> WHAT YOU SHOULD DO:
Go over the listing below line by line, and return each one holding the string "Thistlewood".
--------------------------------------------------
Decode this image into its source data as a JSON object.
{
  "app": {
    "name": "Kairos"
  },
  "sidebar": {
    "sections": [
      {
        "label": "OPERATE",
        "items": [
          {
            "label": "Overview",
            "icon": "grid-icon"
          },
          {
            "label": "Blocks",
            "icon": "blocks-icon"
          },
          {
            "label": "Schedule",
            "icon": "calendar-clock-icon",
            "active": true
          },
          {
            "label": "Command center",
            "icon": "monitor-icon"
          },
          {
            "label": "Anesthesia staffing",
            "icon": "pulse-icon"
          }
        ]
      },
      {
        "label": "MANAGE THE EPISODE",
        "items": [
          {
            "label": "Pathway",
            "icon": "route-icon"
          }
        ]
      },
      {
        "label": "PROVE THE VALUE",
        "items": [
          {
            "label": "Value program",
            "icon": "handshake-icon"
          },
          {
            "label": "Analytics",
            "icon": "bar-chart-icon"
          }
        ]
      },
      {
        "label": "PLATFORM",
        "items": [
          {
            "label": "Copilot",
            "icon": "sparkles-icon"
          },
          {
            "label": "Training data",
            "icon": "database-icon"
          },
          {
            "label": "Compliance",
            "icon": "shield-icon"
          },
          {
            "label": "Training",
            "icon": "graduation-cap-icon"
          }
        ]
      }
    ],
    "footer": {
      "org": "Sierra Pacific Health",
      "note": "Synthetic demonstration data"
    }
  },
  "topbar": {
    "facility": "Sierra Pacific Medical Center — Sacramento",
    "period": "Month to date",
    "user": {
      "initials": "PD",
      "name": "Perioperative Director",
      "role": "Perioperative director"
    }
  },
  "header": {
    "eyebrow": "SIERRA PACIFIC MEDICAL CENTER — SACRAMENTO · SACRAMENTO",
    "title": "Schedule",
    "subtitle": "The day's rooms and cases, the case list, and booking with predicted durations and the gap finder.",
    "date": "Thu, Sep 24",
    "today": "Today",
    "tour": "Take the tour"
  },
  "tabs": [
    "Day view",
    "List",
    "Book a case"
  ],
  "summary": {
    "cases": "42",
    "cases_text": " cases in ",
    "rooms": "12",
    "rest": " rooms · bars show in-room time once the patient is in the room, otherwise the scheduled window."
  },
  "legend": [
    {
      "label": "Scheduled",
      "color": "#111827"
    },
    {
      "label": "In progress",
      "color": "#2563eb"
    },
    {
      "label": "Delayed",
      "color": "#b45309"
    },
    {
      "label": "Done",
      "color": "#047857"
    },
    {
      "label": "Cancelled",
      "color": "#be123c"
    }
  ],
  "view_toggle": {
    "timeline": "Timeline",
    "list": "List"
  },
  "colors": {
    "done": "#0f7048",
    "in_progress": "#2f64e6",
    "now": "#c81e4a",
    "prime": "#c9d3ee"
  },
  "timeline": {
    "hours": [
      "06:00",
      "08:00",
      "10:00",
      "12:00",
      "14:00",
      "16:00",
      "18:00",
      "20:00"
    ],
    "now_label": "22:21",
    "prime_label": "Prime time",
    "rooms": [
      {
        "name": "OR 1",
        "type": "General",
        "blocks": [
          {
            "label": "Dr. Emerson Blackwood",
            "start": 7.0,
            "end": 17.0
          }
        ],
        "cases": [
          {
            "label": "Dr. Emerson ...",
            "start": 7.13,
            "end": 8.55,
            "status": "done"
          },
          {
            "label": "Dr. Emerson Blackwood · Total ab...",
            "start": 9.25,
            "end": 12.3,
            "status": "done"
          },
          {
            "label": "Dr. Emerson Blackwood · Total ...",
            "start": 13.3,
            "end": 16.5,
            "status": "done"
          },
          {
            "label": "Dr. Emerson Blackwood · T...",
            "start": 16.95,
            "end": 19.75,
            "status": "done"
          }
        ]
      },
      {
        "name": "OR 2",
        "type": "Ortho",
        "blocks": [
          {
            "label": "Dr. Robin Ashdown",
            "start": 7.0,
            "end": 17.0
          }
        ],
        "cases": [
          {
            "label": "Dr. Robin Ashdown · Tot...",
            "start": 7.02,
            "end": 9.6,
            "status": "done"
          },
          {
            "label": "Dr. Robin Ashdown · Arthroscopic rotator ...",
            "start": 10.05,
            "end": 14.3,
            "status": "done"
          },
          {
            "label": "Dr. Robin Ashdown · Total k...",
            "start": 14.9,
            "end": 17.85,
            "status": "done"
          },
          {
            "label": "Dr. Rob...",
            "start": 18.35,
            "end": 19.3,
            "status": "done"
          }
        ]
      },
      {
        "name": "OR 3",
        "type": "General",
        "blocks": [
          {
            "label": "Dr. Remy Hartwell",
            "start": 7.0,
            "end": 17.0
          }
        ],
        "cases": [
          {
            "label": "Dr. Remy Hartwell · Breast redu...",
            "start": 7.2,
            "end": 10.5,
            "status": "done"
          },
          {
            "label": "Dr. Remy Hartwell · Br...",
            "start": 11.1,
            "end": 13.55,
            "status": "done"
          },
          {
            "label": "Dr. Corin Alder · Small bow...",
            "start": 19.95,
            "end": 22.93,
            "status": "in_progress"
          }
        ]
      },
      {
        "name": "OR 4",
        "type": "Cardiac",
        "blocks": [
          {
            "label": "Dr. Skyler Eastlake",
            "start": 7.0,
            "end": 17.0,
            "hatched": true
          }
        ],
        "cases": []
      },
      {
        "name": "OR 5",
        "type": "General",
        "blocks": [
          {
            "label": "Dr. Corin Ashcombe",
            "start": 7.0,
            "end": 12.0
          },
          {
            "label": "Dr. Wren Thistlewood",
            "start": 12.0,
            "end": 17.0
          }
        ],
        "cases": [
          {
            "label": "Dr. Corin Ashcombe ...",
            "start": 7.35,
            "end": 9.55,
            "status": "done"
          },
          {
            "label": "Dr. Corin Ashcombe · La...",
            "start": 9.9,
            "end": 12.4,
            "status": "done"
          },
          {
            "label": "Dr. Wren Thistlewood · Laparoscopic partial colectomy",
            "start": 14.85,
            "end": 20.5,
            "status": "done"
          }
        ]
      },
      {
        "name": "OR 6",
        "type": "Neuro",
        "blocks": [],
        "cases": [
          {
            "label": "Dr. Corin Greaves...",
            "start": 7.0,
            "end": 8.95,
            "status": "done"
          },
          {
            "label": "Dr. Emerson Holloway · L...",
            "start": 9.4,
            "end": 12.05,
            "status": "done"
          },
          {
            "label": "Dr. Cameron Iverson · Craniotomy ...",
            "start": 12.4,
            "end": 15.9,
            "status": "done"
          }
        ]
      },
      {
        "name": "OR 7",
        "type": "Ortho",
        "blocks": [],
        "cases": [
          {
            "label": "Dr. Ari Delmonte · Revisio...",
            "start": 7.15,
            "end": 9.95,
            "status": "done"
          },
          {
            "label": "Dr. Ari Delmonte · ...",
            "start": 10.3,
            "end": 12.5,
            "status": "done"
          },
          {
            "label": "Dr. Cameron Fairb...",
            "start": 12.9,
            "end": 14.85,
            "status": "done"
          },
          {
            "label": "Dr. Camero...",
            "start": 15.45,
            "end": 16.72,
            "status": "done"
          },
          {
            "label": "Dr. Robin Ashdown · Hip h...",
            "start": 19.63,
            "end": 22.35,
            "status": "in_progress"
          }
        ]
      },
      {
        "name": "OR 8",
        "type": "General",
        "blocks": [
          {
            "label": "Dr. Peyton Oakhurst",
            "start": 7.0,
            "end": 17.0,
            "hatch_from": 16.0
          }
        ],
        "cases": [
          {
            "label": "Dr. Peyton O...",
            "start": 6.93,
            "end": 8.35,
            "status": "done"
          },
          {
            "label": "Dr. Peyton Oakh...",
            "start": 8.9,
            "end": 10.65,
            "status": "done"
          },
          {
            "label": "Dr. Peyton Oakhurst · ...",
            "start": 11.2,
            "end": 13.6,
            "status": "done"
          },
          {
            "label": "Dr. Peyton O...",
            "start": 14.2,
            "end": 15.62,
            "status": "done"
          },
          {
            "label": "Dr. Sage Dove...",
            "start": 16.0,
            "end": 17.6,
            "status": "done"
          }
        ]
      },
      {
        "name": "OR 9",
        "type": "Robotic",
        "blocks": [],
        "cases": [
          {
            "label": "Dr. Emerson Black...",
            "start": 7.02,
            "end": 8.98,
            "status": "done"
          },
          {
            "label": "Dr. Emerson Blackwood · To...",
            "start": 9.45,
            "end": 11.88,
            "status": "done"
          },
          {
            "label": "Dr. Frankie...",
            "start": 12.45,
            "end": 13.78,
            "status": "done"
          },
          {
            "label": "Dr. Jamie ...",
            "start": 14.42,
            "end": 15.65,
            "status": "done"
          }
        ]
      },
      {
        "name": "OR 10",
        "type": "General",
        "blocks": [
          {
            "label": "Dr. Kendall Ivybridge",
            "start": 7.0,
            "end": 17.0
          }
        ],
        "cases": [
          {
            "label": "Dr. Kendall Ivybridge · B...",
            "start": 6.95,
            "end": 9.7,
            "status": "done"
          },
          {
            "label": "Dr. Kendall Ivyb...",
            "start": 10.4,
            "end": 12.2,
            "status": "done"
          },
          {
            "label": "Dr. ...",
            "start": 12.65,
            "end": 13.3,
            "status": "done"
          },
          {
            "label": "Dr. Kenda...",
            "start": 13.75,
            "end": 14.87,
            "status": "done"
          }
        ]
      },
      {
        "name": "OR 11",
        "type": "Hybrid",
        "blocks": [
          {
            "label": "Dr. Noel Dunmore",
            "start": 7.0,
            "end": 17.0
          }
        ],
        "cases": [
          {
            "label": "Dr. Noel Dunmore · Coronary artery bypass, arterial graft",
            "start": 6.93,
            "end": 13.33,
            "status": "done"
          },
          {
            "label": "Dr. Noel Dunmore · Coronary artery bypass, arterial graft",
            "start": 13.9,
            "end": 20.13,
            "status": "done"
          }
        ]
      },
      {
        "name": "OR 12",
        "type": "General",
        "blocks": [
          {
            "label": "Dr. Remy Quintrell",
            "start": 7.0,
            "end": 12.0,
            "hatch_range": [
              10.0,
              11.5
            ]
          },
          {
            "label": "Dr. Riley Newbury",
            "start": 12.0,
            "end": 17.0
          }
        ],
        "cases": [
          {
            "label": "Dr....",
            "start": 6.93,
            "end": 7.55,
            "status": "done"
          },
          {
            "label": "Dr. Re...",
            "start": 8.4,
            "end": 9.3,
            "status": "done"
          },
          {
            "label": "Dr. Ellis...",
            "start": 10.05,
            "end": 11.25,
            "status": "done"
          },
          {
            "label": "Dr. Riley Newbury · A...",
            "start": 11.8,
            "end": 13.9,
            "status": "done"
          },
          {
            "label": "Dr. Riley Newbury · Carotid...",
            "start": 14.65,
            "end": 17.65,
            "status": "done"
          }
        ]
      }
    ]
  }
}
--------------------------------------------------
> SOLUTION TO THE PROBLEM:
            "label": "Dr. Wren Thistlewood",
            "label": "Dr. Wren Thistlewood · Laparoscopic partial colectomy",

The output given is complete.